DAVID Bemand was six years old when his father Eric was lost at sea and declared "missing, presumed dead".

Now aged 46, David is planning a poignant act of closure on a tragedy that devastated his Herefordshire family.

In June, at the 40th anniversary of his father's departure from Newquay on the Welsh coast, he will set off on a similar voyage from the same harbour - a 1,200 mile round trip to A Coruña in north-west Spain.

Eric, Leominster's radio and TV engineer and a stalwart of the town's Rotary Club, was a keen yachtsman who loved to live life with a dash of adventure and risk.

He had sailed to Norway, Ireland and other destinations and had big ambitions. He wanted to sail around the globe "the wrong way" and was planning to enter the Observer Single Handed Transatlantic Yacht Race.

To qualify, entrants had to sail their craft single-handedly on a voyage of 500 miles or more.

"Typically, Dad decided to make a round trip of it," said David, of Luston. "He planned the 1,200 mile journey to and from Spain with the expectation he would be away for about three weeks including 20 days at sea."

Somewhere in the often treacherous Bay of Biscay the lone yachtsman and his 23-ft home made craft, the Sea Ranger, came to grief.

What happened remains a mystery.

No trace of the 54-year-old man and his yacht was ever found, despite a search by the French navy.
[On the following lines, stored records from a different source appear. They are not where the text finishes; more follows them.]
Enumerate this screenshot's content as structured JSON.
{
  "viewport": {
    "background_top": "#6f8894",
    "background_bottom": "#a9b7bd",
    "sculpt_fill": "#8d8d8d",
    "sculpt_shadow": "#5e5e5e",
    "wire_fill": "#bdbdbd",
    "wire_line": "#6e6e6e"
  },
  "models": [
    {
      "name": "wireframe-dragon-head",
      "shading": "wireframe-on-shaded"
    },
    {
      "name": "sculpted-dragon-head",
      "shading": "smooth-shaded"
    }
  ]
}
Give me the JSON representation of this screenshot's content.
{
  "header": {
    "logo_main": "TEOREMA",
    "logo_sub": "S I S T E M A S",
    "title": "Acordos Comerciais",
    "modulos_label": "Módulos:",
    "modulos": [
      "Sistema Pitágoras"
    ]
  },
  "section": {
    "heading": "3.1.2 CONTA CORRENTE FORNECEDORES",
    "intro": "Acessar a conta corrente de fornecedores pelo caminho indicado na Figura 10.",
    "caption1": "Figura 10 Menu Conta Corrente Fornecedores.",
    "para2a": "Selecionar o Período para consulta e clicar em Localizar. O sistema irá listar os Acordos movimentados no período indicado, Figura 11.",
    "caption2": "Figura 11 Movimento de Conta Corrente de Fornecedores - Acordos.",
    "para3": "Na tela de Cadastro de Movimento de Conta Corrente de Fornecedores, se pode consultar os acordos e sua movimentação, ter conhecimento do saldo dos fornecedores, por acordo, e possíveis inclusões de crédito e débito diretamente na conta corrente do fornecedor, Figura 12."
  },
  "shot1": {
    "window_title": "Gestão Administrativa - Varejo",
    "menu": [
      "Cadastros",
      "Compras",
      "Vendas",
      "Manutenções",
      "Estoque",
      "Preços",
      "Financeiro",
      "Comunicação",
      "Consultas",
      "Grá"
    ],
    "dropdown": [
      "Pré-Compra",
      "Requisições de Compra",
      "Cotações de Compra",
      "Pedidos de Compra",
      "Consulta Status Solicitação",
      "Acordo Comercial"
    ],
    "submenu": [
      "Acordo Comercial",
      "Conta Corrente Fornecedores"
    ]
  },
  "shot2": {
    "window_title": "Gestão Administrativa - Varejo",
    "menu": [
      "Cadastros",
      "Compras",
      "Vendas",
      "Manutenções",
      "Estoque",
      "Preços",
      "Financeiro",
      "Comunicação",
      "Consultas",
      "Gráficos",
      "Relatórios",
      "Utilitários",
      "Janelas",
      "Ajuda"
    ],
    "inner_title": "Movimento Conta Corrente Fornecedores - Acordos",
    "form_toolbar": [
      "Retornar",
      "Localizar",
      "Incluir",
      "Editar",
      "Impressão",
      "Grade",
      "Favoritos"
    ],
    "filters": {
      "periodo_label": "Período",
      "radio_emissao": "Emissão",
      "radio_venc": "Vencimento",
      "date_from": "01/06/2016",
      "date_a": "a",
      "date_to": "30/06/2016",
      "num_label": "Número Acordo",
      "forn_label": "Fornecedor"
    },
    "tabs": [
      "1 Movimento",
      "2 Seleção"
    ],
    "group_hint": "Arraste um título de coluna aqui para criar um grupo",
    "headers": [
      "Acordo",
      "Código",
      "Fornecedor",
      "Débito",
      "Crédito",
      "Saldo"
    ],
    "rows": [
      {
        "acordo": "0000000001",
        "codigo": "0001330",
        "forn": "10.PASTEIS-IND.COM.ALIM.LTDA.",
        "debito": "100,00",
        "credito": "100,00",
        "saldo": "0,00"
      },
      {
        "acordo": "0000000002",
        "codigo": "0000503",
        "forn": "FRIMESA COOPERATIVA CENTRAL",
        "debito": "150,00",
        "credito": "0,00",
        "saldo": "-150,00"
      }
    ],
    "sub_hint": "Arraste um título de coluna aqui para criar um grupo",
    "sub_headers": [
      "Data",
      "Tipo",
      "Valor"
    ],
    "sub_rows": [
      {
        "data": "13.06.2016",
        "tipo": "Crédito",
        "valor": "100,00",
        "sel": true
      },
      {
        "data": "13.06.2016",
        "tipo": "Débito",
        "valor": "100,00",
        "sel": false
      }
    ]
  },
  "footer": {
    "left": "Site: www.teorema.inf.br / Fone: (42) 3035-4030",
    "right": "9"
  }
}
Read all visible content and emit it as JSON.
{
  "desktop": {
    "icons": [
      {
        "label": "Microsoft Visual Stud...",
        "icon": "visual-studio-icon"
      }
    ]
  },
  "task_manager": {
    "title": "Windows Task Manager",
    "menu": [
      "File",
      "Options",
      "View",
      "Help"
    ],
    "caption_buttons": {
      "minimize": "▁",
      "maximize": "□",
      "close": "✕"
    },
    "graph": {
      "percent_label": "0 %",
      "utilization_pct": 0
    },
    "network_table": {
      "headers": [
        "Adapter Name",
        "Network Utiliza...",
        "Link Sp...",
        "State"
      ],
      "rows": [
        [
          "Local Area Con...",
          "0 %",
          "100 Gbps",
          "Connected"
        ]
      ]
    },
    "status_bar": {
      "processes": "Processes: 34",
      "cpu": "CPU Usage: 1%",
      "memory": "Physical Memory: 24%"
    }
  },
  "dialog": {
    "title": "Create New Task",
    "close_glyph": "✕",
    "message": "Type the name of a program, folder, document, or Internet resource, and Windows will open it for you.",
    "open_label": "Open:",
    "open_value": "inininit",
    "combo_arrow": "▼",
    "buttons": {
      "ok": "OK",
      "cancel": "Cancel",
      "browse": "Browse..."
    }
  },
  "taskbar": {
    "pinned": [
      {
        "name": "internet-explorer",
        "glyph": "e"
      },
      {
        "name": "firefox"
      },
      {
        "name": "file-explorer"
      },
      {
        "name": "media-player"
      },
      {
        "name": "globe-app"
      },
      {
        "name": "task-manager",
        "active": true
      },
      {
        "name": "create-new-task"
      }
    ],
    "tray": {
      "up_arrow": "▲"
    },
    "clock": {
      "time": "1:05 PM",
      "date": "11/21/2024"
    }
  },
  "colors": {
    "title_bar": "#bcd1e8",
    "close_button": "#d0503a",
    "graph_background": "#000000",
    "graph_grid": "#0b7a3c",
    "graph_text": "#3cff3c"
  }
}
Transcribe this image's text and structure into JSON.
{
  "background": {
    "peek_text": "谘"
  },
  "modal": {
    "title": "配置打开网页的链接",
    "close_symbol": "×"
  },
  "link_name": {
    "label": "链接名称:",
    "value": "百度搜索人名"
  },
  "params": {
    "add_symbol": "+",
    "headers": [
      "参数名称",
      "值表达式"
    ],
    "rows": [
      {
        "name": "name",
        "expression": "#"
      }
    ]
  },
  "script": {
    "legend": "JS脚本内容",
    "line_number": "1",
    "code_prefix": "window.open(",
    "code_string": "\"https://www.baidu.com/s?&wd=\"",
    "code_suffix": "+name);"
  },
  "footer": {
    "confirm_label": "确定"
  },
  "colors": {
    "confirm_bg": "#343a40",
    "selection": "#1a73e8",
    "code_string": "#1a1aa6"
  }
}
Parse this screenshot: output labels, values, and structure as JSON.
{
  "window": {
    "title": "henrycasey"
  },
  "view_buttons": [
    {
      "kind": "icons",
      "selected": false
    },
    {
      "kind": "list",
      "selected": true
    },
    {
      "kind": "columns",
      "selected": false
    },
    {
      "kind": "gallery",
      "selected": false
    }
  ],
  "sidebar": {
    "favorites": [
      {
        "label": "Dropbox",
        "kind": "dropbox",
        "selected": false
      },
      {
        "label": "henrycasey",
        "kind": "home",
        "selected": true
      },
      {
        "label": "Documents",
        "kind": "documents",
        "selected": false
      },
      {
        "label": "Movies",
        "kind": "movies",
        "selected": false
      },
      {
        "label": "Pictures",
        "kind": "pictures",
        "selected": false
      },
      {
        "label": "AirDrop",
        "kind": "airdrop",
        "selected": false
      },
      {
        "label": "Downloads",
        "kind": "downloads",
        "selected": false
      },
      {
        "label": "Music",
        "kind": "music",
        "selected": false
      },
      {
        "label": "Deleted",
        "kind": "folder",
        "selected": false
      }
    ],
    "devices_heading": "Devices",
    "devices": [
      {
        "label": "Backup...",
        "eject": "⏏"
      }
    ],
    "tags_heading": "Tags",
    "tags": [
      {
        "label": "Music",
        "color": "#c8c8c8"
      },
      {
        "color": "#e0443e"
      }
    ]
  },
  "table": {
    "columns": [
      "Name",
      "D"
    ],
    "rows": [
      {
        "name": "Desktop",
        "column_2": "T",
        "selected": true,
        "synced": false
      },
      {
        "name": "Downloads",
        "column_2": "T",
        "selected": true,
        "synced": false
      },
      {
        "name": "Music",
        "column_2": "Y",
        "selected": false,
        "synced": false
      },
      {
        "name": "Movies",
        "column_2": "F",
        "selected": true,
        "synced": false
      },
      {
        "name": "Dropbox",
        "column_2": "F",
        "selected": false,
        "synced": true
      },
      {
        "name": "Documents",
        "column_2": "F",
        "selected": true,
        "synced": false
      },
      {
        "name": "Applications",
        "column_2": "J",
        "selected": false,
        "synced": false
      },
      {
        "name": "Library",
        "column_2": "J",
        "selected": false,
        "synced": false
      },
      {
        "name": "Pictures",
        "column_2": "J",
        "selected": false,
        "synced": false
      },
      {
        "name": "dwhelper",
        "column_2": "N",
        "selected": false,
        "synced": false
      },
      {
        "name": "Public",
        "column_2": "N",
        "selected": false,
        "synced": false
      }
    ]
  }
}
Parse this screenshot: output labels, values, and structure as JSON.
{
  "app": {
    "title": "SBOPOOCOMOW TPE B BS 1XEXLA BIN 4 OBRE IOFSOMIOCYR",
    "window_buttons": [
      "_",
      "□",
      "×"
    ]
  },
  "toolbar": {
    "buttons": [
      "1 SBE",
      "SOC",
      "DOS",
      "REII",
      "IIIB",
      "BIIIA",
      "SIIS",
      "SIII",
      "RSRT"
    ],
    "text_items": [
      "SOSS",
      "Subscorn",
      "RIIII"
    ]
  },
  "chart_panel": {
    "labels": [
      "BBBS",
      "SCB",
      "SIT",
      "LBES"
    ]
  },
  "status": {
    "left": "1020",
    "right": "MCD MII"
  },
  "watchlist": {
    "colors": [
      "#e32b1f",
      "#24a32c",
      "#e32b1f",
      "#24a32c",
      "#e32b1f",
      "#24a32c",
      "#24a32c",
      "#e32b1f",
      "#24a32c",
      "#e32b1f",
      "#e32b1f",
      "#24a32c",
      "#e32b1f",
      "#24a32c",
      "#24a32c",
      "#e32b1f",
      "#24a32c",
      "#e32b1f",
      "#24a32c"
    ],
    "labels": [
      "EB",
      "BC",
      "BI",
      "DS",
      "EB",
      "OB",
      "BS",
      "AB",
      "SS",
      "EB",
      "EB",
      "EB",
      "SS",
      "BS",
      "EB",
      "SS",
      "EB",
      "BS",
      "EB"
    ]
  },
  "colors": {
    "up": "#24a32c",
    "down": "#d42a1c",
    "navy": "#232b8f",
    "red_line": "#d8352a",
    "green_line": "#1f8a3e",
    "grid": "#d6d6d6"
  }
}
Eric Bemand left a widow and three sons.

"I was very close to my father and I get a lump in my throat when I think back to that summer - it still upsets me," said David, who runs a business developing hi-tech tracking devices.

"This trip is as much about me as about Dad. I've always felt there was something missing.

"We had no funeral or memorial service and setting out to do the trip he planned to do will, I hope, bring some sort of closure."

David's wife Michelle and their daughters Millie, 10, Jessica, eight and Erica, three, don't want Dad to do the trip.

But David, who plans to raise money for a local charity, can only reassure his family he will be safe with modern navigation and communications equipment unknown in his father's day.

And he won't be alone - he is looking for a sailing partner.

He knows he will receive a warm welcome at Newquay where the yacht club runs a trophy race every June in his father's memory.

One of David's most treasured possessions is a chrome-plated rotor, a yachting speedometer, which the club presented to Eric Bemand in 1964 for "best long-distance cruising of the year."